Soon after the June 3, 1947 announcement of the Partition, we cut short the holiday and headed back to Delhi where our father was with the Department of External Affairs and Commonwealth Relations.
An interim government made up mainly of Congress and some Muslim League ministers was in place since September 1946 under Viceroy Lord Mountbatten, and remained so till Aug 15, 1947. Nehru was the incumbent minister of our father’s department while Liaquat Ali Khan was the finance minister.
One day, soon after our return the secretary of the department, a highly regarded and apolitical Hindu officer, walked into our father’s office holding a paper and said,
‘I think you would be better off opting for Pakistan; it is not going to be as we thought.’
He said he had included my father’s name on the list of three officers for a meeting in London; the list came back with a line across my father’s name and a Hindu officer’s name, who was not connected with the agenda for the meeting, added in Nehru’s hand.

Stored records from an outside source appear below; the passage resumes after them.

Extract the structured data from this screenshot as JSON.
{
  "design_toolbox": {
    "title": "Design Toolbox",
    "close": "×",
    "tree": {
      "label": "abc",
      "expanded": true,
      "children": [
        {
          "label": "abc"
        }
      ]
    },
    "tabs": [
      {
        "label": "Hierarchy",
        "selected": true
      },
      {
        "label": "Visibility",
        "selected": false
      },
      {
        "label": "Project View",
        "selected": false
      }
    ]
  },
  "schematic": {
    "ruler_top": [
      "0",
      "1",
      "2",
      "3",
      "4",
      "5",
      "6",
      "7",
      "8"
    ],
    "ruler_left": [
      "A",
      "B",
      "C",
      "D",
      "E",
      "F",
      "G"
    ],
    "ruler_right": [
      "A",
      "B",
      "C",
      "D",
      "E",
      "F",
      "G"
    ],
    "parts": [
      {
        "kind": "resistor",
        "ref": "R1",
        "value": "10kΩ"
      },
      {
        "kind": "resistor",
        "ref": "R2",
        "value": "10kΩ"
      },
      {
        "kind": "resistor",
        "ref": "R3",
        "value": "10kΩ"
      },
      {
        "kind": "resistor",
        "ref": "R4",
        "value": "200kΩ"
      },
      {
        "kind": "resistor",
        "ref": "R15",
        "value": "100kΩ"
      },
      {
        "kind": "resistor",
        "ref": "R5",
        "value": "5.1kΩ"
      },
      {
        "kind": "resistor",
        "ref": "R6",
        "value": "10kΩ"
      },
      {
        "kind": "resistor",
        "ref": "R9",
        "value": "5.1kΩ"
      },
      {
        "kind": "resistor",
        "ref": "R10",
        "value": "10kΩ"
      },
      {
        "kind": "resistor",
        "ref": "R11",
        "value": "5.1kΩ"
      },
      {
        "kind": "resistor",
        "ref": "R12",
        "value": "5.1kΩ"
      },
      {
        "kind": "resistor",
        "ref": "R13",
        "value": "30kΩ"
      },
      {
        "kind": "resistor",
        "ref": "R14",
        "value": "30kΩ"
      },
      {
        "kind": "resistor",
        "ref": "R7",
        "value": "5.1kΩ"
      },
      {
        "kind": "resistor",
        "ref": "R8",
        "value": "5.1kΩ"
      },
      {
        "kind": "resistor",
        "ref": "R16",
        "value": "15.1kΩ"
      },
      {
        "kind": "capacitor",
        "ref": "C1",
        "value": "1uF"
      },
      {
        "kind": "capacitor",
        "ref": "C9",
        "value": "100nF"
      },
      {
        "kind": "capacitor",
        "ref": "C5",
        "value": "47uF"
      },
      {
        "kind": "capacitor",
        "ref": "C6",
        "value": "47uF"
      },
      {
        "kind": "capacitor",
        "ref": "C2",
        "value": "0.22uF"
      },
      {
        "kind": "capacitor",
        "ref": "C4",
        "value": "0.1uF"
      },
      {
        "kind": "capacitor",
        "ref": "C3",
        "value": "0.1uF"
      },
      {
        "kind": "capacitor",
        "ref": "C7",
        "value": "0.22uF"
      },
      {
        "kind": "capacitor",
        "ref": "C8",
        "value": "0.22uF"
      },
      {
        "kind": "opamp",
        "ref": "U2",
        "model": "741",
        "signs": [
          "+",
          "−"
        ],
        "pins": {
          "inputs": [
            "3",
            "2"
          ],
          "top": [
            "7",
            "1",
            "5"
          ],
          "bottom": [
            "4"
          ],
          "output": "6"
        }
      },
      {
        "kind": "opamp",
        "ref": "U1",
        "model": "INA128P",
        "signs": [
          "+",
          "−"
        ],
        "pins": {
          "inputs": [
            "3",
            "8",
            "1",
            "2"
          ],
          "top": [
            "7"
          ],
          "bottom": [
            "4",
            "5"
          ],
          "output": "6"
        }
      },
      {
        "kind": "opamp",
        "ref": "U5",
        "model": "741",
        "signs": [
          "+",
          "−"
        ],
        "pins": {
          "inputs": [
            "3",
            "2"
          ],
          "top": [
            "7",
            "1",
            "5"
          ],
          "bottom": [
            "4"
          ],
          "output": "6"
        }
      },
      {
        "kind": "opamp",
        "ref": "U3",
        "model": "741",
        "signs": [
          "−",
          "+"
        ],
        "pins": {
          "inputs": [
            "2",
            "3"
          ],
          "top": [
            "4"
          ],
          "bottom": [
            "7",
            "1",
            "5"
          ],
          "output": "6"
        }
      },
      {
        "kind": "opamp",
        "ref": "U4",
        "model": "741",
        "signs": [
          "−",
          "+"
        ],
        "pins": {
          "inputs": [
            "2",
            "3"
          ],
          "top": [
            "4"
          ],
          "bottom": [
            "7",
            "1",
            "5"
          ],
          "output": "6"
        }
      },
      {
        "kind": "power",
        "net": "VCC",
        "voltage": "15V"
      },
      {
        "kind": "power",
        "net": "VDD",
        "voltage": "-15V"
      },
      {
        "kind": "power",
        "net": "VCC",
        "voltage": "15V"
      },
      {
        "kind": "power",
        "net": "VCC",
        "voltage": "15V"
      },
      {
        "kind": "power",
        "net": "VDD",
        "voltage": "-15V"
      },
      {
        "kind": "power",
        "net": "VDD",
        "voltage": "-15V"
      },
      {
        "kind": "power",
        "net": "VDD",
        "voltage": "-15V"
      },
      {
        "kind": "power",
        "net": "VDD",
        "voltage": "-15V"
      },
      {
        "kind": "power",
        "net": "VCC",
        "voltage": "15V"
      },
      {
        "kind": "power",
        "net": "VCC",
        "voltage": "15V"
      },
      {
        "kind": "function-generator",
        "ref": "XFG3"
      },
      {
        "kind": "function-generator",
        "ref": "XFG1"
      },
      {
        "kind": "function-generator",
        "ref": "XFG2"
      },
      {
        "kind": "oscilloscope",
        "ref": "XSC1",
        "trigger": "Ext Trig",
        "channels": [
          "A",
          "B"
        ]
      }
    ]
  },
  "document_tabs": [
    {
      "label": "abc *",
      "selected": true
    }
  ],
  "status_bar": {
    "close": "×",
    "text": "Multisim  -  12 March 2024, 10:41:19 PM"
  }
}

He said it had happened for the second time, he showed the paper with the tell-tale scratch. With a single stroke of the pen Nehru had vindicated Partition.
The next day, the arrangements for our move to Pakistan were completed, and we took one of the special trains from Delhi for Karachi August 8, 1947 with government personnel and their families who had opted for service in Pakistan.
Explore: Eyewitness accounts from 1947
It turned out that we left in good time because, soon, violent riots broke out in the Punjab and other areas. September 1947 was a particularly gruesome month for Muslims in Delhi, with many thousands taking refuge in the Purana Qila, or the old fort, to save themselves from the murderous and marauding Hindu and Sikh mobs attacking Muslim areas and homes.
The Muslim demand for Partition, or Pakistan, had to overcome strong opposition and testing hurdles, including from within Muslim ranks.
The Muslim religious leaders opposed Pakistan to the very end as, in their view, the demand was not for a theocratic state. The oppressive and exploitive landlords who also formed the political leadership of the biggest Muslim majority province in the west, Punjab, opposed Pakistan as they felt threatened it would change the status quo, to retain which they had formed the Unionist party.
In the exclusive Muslim province in the north west, NWFP, political power and the government belonged to the Khudai Khidmatgars — the party of strongly pro-Congress and Nehru supporters, the Khan Brothers.
The writer is a former corporate executive. He can be contacted at email@example.com
Published in Dawn, Sunday Magazine, August 14th, 2016